— Published 28 February 2023

Dentsu, star player of the Tokyo 2020 corruption scandal

The tongues are loosening and confessions are multiplying in Japan, in the corruption scandal related to the Tokyo 2020 Games. The latest actor is not the least impressive of the cast. It was not the most expected in the credits of the show.

Hiroshi Igarashi, the president and CEO of Dentsu, a global advertising and public relations giant, admitted to Tokyo prosecutors that his group was involved in rigging the bids for the test events and some of the events of the Tokyo 2020 Games.

The information is revealed by Kyodo News. The Japanese agency quotes sources “close to the case“.

Questioned at the end of last week by investigators, in the context of a voluntary hearing, Hiroshi Igarashi would have admitted that his group has actively participated, and knowingly, in the awarding of contracts for the organization of several events, before and during the event, in disregard of the rules of competition.

Prosecutors have already arrested a former Dentsu Group executive, Koji Hemmi, and the former head of operations for the Tokyo 2020 Games organizing committee, Yasuo Mori. Two senior executives of companies that benefited from the fraud have also been arrested.

Koji Hemmi and Yasuo Mori have reportedly admitted to the charges against them. The investigation is also targeting five Japanese companies accused of collaborating with Dentsu and Tokyo 2020 to win contracts without proper bidding. The five companies in question are two advertising agencies, Hakuhodo and Tokyu Agency, and three event production agencies, Cerespo, Fuji Creative and Same Two. According to sources quoted by Kyodo News, their managers also more or less admitted the facts. Only the head of Cerespo continues to deny any involvement.

The case concerns 26 rigged tenders, the majority of which were dedicated to the organization of test events for the Olympic Games. Total amount of the fraud: a little less than 4 million dollars.

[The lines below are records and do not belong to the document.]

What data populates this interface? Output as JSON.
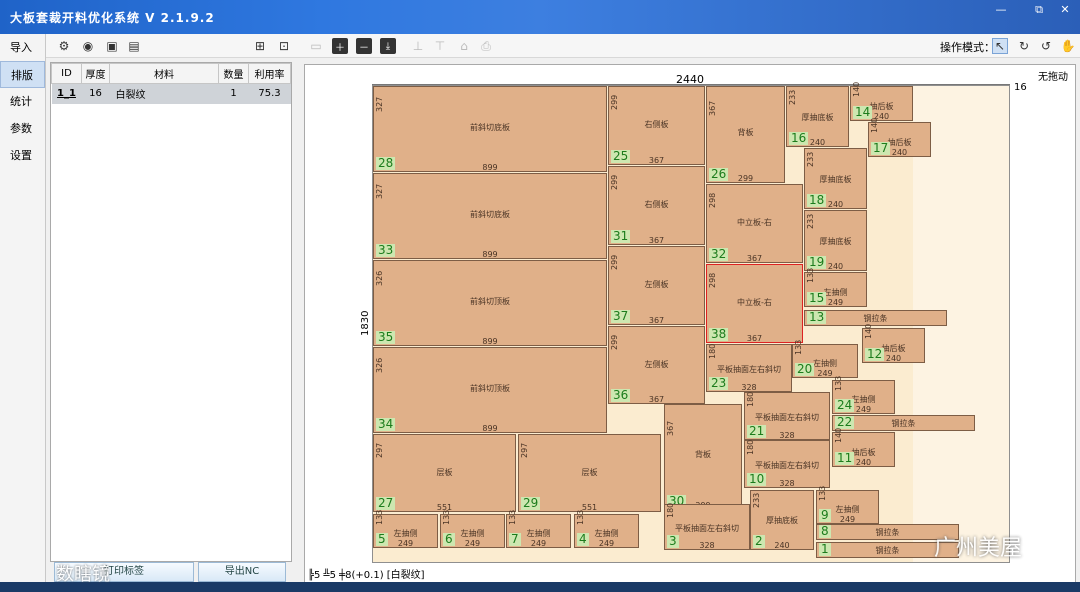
{
  "window": {
    "title": "大板套裁开料优化系统  V 2.1.9.2",
    "minimize": "—",
    "restore": "⧉",
    "close": "✕"
  },
  "sidebar": {
    "items": [
      {
        "label": "导入"
      },
      {
        "label": "排版"
      },
      {
        "label": "统计"
      },
      {
        "label": "参数"
      },
      {
        "label": "设置"
      }
    ]
  },
  "toolbar": {
    "op_mode_label": "操作模式："
  },
  "table": {
    "headers": [
      "ID",
      "厚度",
      "材料",
      "数量",
      "利用率"
    ],
    "rows": [
      {
        "id": "1_1",
        "thickness": "16",
        "material": "白裂纹",
        "qty": "1",
        "rate": "75.3"
      }
    ]
  },
  "left_buttons": {
    "print_labels": "打印标签",
    "export_nc": "导出NC"
  },
  "canvas": {
    "no_drag": "无拖动",
    "width_label": "2440",
    "height_label": "1830",
    "thickness_label": "16"
  },
  "status": {
    "text": "╠5 ╩5  ╪8(+0.1)   [白裂纹]"
  },
  "watermarks": {
    "left": "数瞎镜",
    "right": "广州美屋"
  },
  "pieces": [
    {
      "n": "28",
      "name": "前斜切底板",
      "w": "899",
      "h": "327"
    },
    {
      "n": "33",
      "name": "前斜切底板",
      "w": "899",
      "h": "327"
    },
    {
      "n": "35",
      "name": "前斜切顶板",
      "w": "899",
      "h": "326"
    },
    {
      "n": "34",
      "name": "前斜切顶板",
      "w": "899",
      "h": "326"
    },
    {
      "n": "25",
      "name": "右侧板",
      "w": "367",
      "h": "299"
    },
    {
      "n": "31",
      "name": "右侧板",
      "w": "367",
      "h": "299"
    },
    {
      "n": "37",
      "name": "左侧板",
      "w": "367",
      "h": "299"
    },
    {
      "n": "36",
      "name": "左侧板",
      "w": "367",
      "h": "299"
    },
    {
      "n": "26",
      "name": "背板",
      "w": "299",
      "h": "367"
    },
    {
      "n": "32",
      "name": "中立板-右",
      "w": "367",
      "h": "298"
    },
    {
      "n": "38",
      "name": "中立板-右",
      "w": "367",
      "h": "298"
    },
    {
      "n": "16",
      "name": "厚抽底板",
      "w": "240",
      "h": "233"
    },
    {
      "n": "14",
      "name": "抽后板",
      "w": "240",
      "h": "140"
    },
    {
      "n": "17",
      "name": "抽后板",
      "w": "240",
      "h": "140"
    },
    {
      "n": "18",
      "name": "厚抽底板",
      "w": "240",
      "h": "233"
    },
    {
      "n": "19",
      "name": "厚抽底板",
      "w": "240",
      "h": "233"
    },
    {
      "n": "15",
      "name": "左抽侧",
      "w": "249",
      "h": "133"
    },
    {
      "n": "13",
      "name": "钢拉条",
      "w": "551",
      "h": "60"
    },
    {
      "n": "12",
      "name": "抽后板",
      "w": "240",
      "h": "140"
    },
    {
      "n": "20",
      "name": "左抽侧",
      "w": "249",
      "h": "133"
    },
    {
      "n": "23",
      "name": "平板抽面左右斜切",
      "w": "328",
      "h": "180"
    },
    {
      "n": "24",
      "name": "左抽侧",
      "w": "249",
      "h": "133"
    },
    {
      "n": "22",
      "name": "钢拉条",
      "w": "551",
      "h": "60"
    },
    {
      "n": "21",
      "name": "平板抽面左右斜切",
      "w": "328",
      "h": "180"
    },
    {
      "n": "11",
      "name": "抽后板",
      "w": "240",
      "h": "140"
    },
    {
      "n": "10",
      "name": "平板抽面左右斜切",
      "w": "328",
      "h": "180"
    },
    {
      "n": "27",
      "name": "层板",
      "w": "551",
      "h": "297"
    },
    {
      "n": "29",
      "name": "层板",
      "w": "551",
      "h": "297"
    },
    {
      "n": "30",
      "name": "背板",
      "w": "299",
      "h": "367"
    },
    {
      "n": "9",
      "name": "左抽侧",
      "w": "249",
      "h": "133"
    },
    {
      "n": "8",
      "name": "钢拉条",
      "w": "551",
      "h": "60"
    },
    {
      "n": "1",
      "name": "钢拉条",
      "w": "551",
      "h": "60"
    },
    {
      "n": "5",
      "name": "左抽侧",
      "w": "249",
      "h": "133"
    },
    {
      "n": "6",
      "name": "左抽侧",
      "w": "249",
      "h": "133"
    },
    {
      "n": "7",
      "name": "左抽侧",
      "w": "249",
      "h": "133"
    },
    {
      "n": "4",
      "name": "左抽侧",
      "w": "249",
      "h": "133"
    },
    {
      "n": "3",
      "name": "平板抽面左右斜切",
      "w": "328",
      "h": "180"
    },
    {
      "n": "2",
      "name": "厚抽底板",
      "w": "240",
      "h": "233"
    }
  ]
}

Tokyo prosecutors are now considering charging Dentsu and the five other companies with violating the anti-monopoly law. The charges could come as early as this week. This would follow a formal complaint by the Japan Trade Commission.

Barring an unlikely scenario, Hiroshi Igarashi is not likely to go to jail. But the confession of Dentsu’s number 1 adds weight to an already thick file. Above all, they threaten the short-term future of the Japanese group in international sport.

Often not very visible, but very present and terribly influential, Dentsu carries a colossal weight in the Olympic movement. Historically, its entry on the scene goes back to the 1984 Los Angeles Games. A timid entry, the Japanese group was content to lend a hand to the marketing department of the organizing committee.

Since then, Dentsu has extended its influence, multiplying contracts and collaborations at all levels of the pyramid. A long-time marketing partner of the IOC, in 2015 the Japanese group obtained exclusive media rights for the PyeongChang 2018 Winter Games and the Tokyo 2020 Summer Games in 22 countries in the Asian zone. The agreement was also extended to the 2022 Winter and 2024 Summer Games, not yet awarded by the IOC at the time the contract was signed.

In 2014, Dentsu was declared the exclusive marketing agency for the Tokyo 2020 Games. That same year, the Japanese group extended its commercial contract with the International Association of Athletics Federations (World Athletics, then named IAAF) until 2029. The following year, the International Paralympic Committee (IPC) appointed it as its exclusive marketing agency in Japan. Signed for a period of five years, the agreement gave Dentsu the mission to sell the Tokyo 2020 Paralympic Games and its sports disciplines to Japanese companies.

Will the Japanese group and its president recover from such a scandal? Probably. But Hiroshi Igarashi’s confession and its impact on Japanese public opinion are a further blow to Sapporo’s bid for the 2030 Winter Games, which has been on hold since the end of last year.